Component data from apps and pages:
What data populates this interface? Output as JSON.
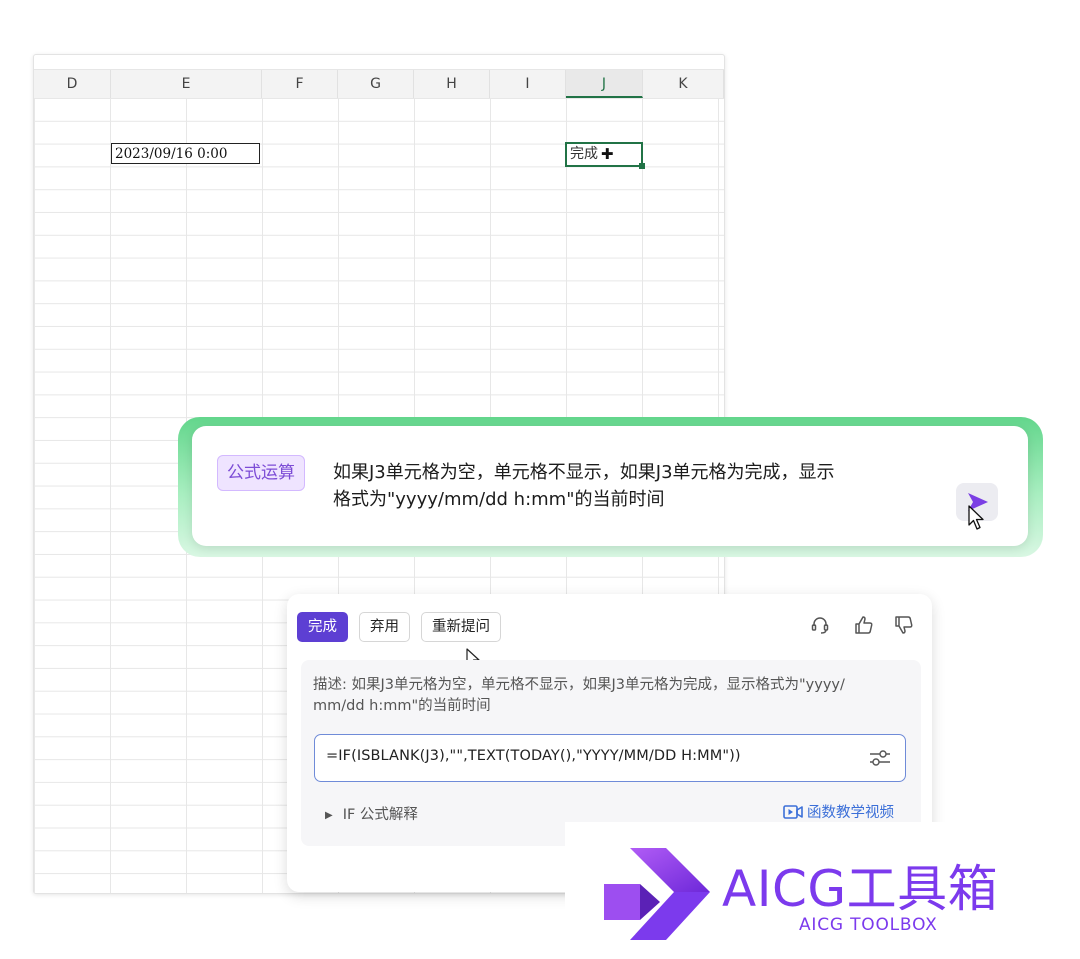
{
  "sheet": {
    "columns": [
      "D",
      "E",
      "F",
      "G",
      "H",
      "I",
      "J",
      "K"
    ],
    "active_column": "J",
    "date_cell_value": "2023/09/16 0:00",
    "selected_cell_value": "完成"
  },
  "prompt": {
    "tag": "公式运算",
    "text_line1": "如果J3单元格为空，单元格不显示，如果J3单元格为完成，显示",
    "text_line2": "格式为\"yyyy/mm/dd h:mm\"的当前时间"
  },
  "result": {
    "buttons": {
      "done": "完成",
      "discard": "弃用",
      "reask": "重新提问"
    },
    "description_line1": "描述: 如果J3单元格为空，单元格不显示，如果J3单元格为完成，显示格式为\"yyyy/",
    "description_line2": "mm/dd h:mm\"的当前时间",
    "formula": "=IF(ISBLANK(J3),\"\",TEXT(TODAY(),\"YYYY/MM/DD H:MM\"))",
    "explain_label": "IF 公式解释",
    "video_link": "函数教学视频"
  },
  "branding": {
    "title": "AICG工具箱",
    "subtitle": "AICG TOOLBOX",
    "color": "#7c3aed"
  },
  "colors": {
    "excel_green": "#217346",
    "primary_purple": "#5d3fd3",
    "tag_purple": "#7c4cd6",
    "glow_green": "#63d68c",
    "link_blue": "#3b6fd8"
  }
}
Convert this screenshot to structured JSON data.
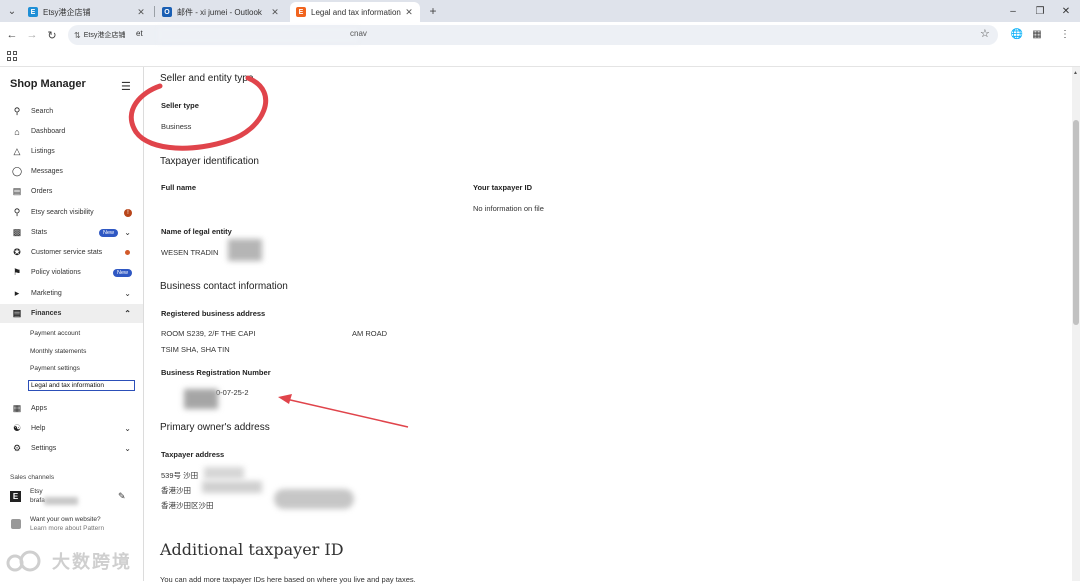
{
  "browser": {
    "tabs": [
      {
        "title": "Etsy港企店铺",
        "favicon_color": "#1f8fd6",
        "favicon_glyph": "E"
      },
      {
        "title": "邮件 - xi jumei - Outlook",
        "favicon_color": "#1a5fb4",
        "favicon_glyph": "O"
      },
      {
        "title": "Legal and tax information",
        "favicon_color": "#f1641e",
        "favicon_glyph": "E"
      }
    ],
    "active_tab_index": 2,
    "site_chip": "Etsy港企店铺",
    "url_start": "et",
    "url_end": "cnav"
  },
  "sidebar": {
    "title": "Shop Manager",
    "items": [
      {
        "label": "Search",
        "icon": "search-icon"
      },
      {
        "label": "Dashboard",
        "icon": "home-icon"
      },
      {
        "label": "Listings",
        "icon": "shapes-icon"
      },
      {
        "label": "Messages",
        "icon": "chat-icon"
      },
      {
        "label": "Orders",
        "icon": "clipboard-icon"
      },
      {
        "label": "Etsy search visibility",
        "icon": "magnify-icon",
        "alert": "!"
      },
      {
        "label": "Stats",
        "icon": "bar-chart-icon",
        "badge": "New"
      },
      {
        "label": "Customer service stats",
        "icon": "star-badge-icon"
      },
      {
        "label": "Policy violations",
        "icon": "flag-icon",
        "badge": "New"
      },
      {
        "label": "Marketing",
        "icon": "megaphone-icon"
      },
      {
        "label": "Finances",
        "icon": "bank-icon"
      }
    ],
    "finance_sub": [
      "Payment account",
      "Monthly statements",
      "Payment settings",
      "Legal and tax information"
    ],
    "bottom_items": [
      {
        "label": "Apps",
        "icon": "apps-icon"
      },
      {
        "label": "Help",
        "icon": "help-icon"
      },
      {
        "label": "Settings",
        "icon": "gear-icon"
      }
    ],
    "sales_channels_label": "Sales channels",
    "etsy_channel": "Etsy",
    "etsy_shop_prefix": "brafa",
    "pattern_line1": "Want your own website?",
    "pattern_line2": "Learn more about Pattern"
  },
  "main": {
    "seller_section_title": "Seller and entity type",
    "seller_type_label": "Seller type",
    "seller_type_value": "Business",
    "taxpayer_title": "Taxpayer identification",
    "full_name_label": "Full name",
    "taxpayer_id_label": "Your taxpayer ID",
    "taxpayer_id_value": "No information on file",
    "legal_entity_label": "Name of legal entity",
    "legal_entity_value": "WESEN TRADIN",
    "business_contact_title": "Business contact information",
    "registered_address_label": "Registered business address",
    "address_line1_a": "ROOM S239, 2/F THE CAPI",
    "address_line1_b": "AM ROAD",
    "address_line2": "TSIM SHA, SHA TIN",
    "brn_label": "Business Registration Number",
    "brn_value": "0-07-25-2",
    "primary_owner_title": "Primary owner's address",
    "taxpayer_address_label": "Taxpayer address",
    "taxpayer_address_line1": "539号 沙田",
    "taxpayer_address_line2": "香港沙田",
    "taxpayer_address_line3": "香港沙田区沙田",
    "additional_title": "Additional taxpayer ID",
    "additional_text": "You can add more taxpayer IDs here based on where you live and pay taxes."
  },
  "watermark_text": "大数跨境",
  "annotation_color": "#e0444b"
}
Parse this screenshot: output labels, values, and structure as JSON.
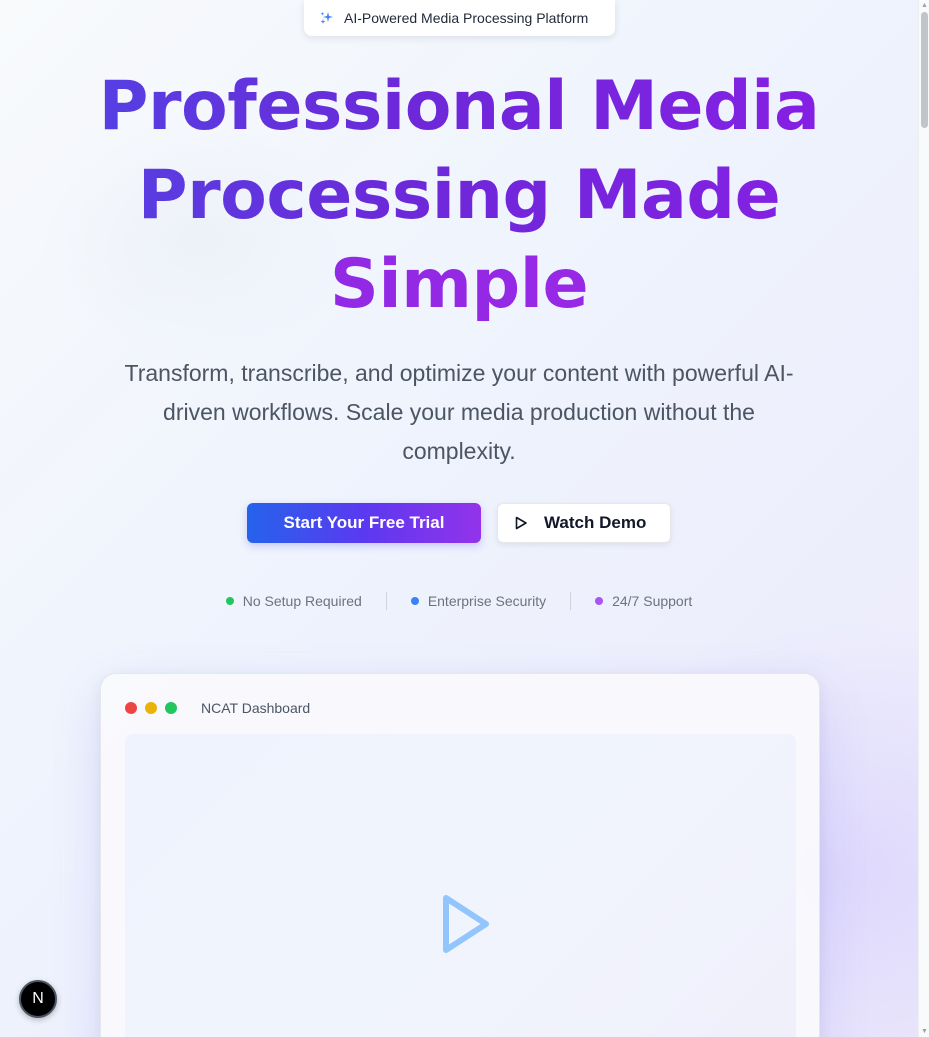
{
  "badge": {
    "icon": "sparkles-icon",
    "text": "AI-Powered Media Processing Platform"
  },
  "hero": {
    "headline_line1": "Professional Media",
    "headline_line2": "Processing Made",
    "headline_line3": "Simple",
    "subtitle": "Transform, transcribe, and optimize your content with powerful AI-driven workflows. Scale your media production without the complexity."
  },
  "cta": {
    "primary_label": "Start Your Free Trial",
    "secondary_label": "Watch Demo",
    "secondary_icon": "play-icon"
  },
  "features": [
    {
      "label": "No Setup Required",
      "color": "#22c55e"
    },
    {
      "label": "Enterprise Security",
      "color": "#3b82f6"
    },
    {
      "label": "24/7 Support",
      "color": "#a855f7"
    }
  ],
  "dashboard": {
    "title": "NCAT Dashboard",
    "window_dots": [
      "#ef4444",
      "#eab308",
      "#22c55e"
    ],
    "play_icon": "play-icon",
    "play_color": "#93c5fd"
  },
  "devtools": {
    "label": "N"
  },
  "colors": {
    "gradient_start": "#2563eb",
    "gradient_end": "#9333ea"
  }
}
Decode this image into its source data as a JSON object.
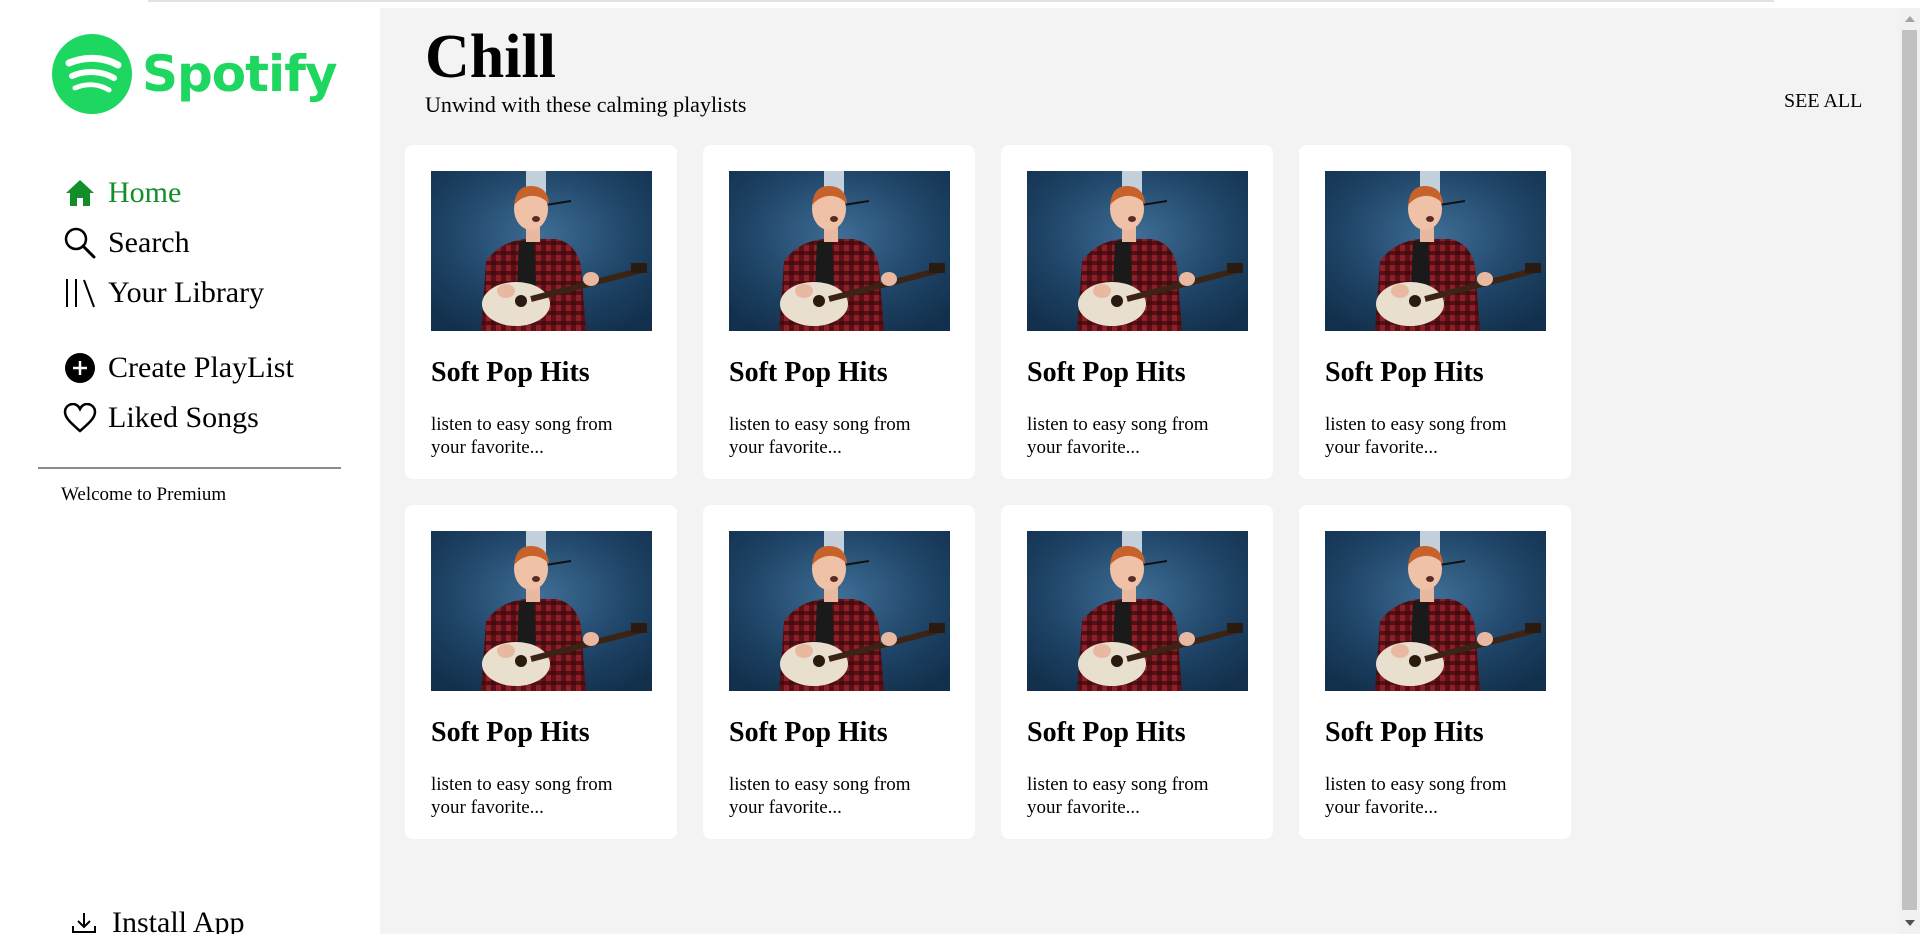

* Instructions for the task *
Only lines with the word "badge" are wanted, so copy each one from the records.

* Exercise response *
        "badge": "New"
        "icon": "star-badge-icon"
        "badge": "New"
  "badge": {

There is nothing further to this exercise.